(Exercise brief): In the material below, which lines hold the word "with"? Pick each one out.

(Material provided):
::::

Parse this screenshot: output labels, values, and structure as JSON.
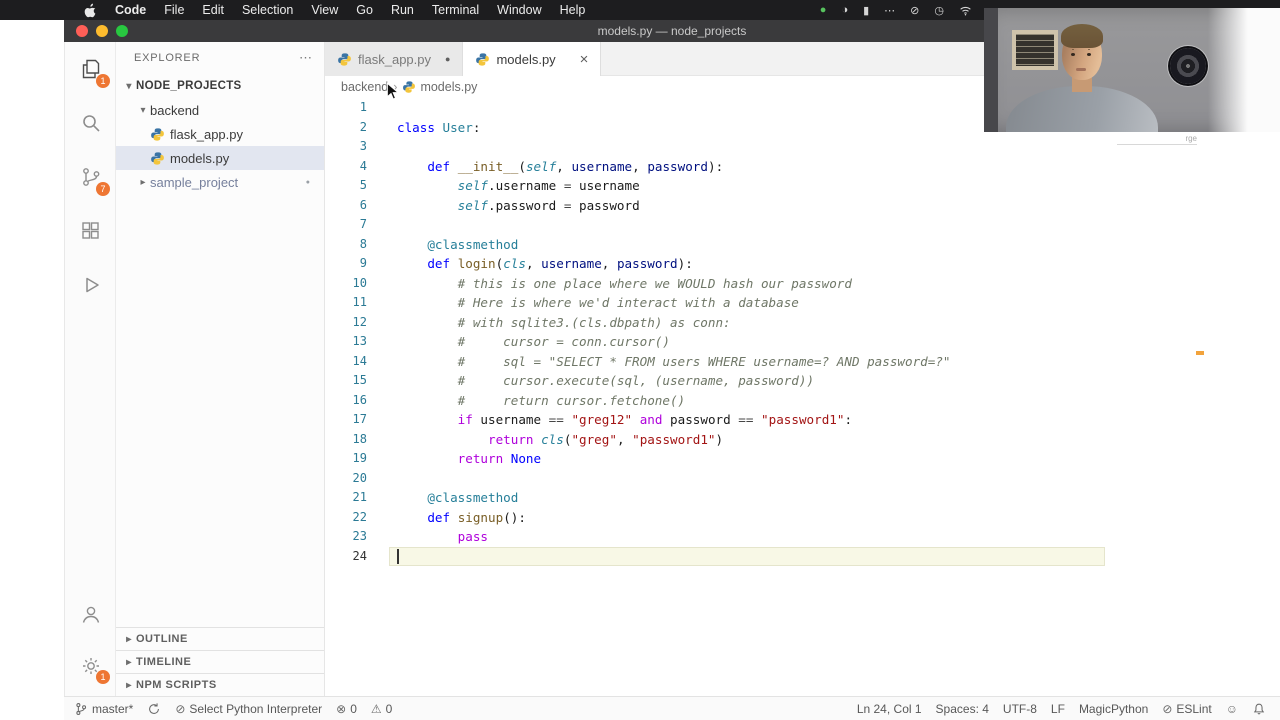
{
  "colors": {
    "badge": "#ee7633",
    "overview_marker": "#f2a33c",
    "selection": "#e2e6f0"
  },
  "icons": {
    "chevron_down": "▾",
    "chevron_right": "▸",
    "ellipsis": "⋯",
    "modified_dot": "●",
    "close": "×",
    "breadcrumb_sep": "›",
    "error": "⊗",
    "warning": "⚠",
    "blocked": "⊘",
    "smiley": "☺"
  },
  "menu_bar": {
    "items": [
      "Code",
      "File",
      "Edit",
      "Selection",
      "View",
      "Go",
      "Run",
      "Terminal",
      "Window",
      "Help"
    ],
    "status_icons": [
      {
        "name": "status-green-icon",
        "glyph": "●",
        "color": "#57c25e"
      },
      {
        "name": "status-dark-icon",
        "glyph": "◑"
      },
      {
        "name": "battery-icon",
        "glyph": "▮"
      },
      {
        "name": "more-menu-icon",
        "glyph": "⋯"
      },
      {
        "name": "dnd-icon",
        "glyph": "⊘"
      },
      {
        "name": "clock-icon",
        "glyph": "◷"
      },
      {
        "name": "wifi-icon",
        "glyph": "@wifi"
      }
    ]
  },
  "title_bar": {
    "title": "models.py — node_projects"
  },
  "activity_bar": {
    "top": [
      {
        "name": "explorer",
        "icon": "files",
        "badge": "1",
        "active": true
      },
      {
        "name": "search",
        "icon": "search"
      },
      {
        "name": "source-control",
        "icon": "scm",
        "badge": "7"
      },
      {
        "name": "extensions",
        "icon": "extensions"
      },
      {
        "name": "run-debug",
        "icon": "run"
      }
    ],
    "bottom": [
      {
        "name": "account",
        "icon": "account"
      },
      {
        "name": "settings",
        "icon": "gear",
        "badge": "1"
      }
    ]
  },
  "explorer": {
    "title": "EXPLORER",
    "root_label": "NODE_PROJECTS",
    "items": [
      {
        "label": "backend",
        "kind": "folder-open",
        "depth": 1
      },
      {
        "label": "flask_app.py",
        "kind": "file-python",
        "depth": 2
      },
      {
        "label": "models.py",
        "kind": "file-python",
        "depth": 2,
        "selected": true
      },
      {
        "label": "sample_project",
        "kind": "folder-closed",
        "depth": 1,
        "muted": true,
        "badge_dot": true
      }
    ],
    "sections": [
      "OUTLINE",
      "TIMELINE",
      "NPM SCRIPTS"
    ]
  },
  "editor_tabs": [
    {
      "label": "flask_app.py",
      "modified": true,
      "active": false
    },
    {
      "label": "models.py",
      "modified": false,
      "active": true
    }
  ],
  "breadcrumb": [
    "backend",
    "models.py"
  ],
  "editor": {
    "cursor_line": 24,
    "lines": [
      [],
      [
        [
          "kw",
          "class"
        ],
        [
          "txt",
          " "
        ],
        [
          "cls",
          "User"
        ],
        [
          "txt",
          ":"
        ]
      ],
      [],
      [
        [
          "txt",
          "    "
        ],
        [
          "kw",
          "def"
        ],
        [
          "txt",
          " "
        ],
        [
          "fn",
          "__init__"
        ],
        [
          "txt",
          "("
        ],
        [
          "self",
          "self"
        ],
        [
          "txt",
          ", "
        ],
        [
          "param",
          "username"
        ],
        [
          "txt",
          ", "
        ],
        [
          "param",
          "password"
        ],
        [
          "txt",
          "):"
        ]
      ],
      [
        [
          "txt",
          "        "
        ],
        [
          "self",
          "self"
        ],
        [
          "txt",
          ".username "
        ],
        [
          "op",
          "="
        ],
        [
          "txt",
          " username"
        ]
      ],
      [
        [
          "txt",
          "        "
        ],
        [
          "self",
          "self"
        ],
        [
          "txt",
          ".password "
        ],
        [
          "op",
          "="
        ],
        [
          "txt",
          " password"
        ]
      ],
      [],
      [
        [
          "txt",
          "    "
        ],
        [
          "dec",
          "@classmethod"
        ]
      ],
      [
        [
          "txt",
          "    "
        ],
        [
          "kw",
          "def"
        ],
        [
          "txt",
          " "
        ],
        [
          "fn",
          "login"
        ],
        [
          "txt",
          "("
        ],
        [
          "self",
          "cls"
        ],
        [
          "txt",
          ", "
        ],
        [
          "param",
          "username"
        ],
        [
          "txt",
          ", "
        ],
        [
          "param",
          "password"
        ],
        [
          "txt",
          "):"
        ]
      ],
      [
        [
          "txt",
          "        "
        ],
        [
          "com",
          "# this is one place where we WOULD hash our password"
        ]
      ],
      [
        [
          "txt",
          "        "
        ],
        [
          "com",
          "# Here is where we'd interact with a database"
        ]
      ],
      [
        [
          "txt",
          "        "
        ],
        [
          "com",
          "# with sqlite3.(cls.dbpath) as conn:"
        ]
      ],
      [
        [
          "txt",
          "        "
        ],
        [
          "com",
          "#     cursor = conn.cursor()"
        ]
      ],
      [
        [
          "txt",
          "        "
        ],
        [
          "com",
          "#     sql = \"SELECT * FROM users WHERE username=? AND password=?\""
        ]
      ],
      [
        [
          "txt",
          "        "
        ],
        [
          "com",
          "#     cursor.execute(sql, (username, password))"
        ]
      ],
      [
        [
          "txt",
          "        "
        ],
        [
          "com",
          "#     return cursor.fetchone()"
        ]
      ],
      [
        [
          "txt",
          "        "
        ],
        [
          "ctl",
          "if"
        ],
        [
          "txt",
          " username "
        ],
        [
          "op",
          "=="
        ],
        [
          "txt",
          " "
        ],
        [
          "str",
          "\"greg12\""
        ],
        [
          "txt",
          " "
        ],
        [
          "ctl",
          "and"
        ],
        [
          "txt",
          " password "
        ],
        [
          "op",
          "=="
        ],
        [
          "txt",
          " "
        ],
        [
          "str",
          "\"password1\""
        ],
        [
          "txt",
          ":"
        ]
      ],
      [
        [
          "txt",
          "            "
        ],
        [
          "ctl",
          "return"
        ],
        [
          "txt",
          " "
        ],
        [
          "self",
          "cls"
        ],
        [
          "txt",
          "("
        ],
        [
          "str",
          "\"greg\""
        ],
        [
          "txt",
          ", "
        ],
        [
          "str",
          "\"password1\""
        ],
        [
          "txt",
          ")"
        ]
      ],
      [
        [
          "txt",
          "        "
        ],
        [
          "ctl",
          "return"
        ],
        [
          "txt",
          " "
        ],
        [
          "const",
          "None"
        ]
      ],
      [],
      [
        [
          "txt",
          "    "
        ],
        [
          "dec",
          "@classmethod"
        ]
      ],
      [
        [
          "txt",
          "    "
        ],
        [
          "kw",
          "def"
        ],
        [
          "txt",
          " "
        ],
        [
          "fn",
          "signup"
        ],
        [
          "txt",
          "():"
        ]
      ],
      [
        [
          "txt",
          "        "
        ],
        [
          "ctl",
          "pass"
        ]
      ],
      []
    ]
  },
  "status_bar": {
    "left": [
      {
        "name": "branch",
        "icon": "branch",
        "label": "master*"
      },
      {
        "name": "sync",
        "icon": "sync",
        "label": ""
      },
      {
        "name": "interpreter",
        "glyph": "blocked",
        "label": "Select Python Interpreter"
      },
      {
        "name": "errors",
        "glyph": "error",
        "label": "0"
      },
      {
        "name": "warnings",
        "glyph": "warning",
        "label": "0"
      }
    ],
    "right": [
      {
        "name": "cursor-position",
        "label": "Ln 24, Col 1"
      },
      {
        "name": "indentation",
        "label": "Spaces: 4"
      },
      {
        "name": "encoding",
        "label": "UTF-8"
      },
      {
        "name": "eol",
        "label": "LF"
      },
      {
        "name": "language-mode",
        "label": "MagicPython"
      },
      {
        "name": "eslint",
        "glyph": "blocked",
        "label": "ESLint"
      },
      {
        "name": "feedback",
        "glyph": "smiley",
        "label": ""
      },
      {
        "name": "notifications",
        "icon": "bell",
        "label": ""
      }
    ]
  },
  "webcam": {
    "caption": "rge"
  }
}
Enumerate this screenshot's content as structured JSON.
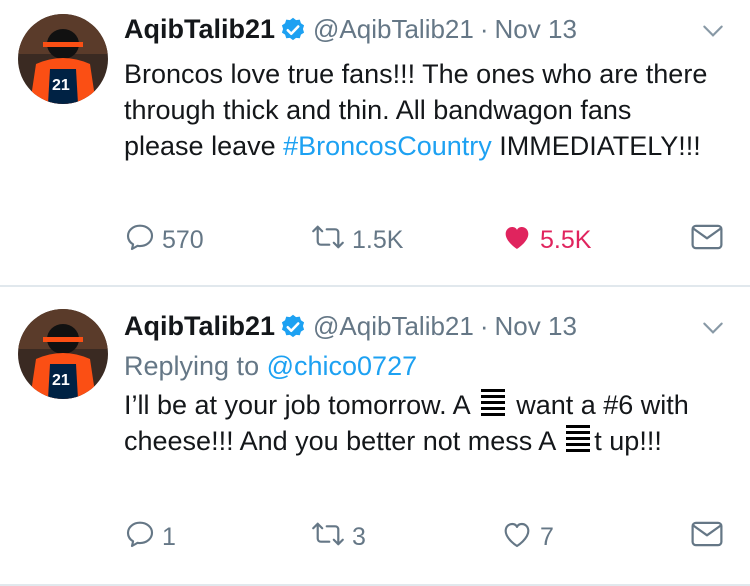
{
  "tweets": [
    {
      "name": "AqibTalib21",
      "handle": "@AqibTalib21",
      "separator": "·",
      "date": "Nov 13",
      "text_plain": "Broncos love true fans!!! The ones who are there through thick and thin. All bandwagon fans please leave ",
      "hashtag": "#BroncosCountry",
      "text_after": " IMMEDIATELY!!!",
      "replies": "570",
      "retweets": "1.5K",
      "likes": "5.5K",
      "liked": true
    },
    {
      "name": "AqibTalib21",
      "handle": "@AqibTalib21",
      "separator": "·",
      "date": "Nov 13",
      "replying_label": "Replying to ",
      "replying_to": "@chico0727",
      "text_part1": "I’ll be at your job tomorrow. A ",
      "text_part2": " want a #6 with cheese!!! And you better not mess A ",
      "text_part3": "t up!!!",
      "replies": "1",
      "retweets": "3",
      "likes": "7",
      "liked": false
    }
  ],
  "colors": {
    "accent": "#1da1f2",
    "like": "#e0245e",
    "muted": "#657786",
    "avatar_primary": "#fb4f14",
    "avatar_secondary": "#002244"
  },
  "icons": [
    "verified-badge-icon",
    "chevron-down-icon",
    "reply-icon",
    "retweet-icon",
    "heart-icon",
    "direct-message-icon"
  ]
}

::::

(Task solution):
          "# Here is where we'd interact with a database"
          "# with sqlite3.(cls.dbpath) as conn:"
      "text_part2": " want a #6 with cheese!!! And you better not mess A ",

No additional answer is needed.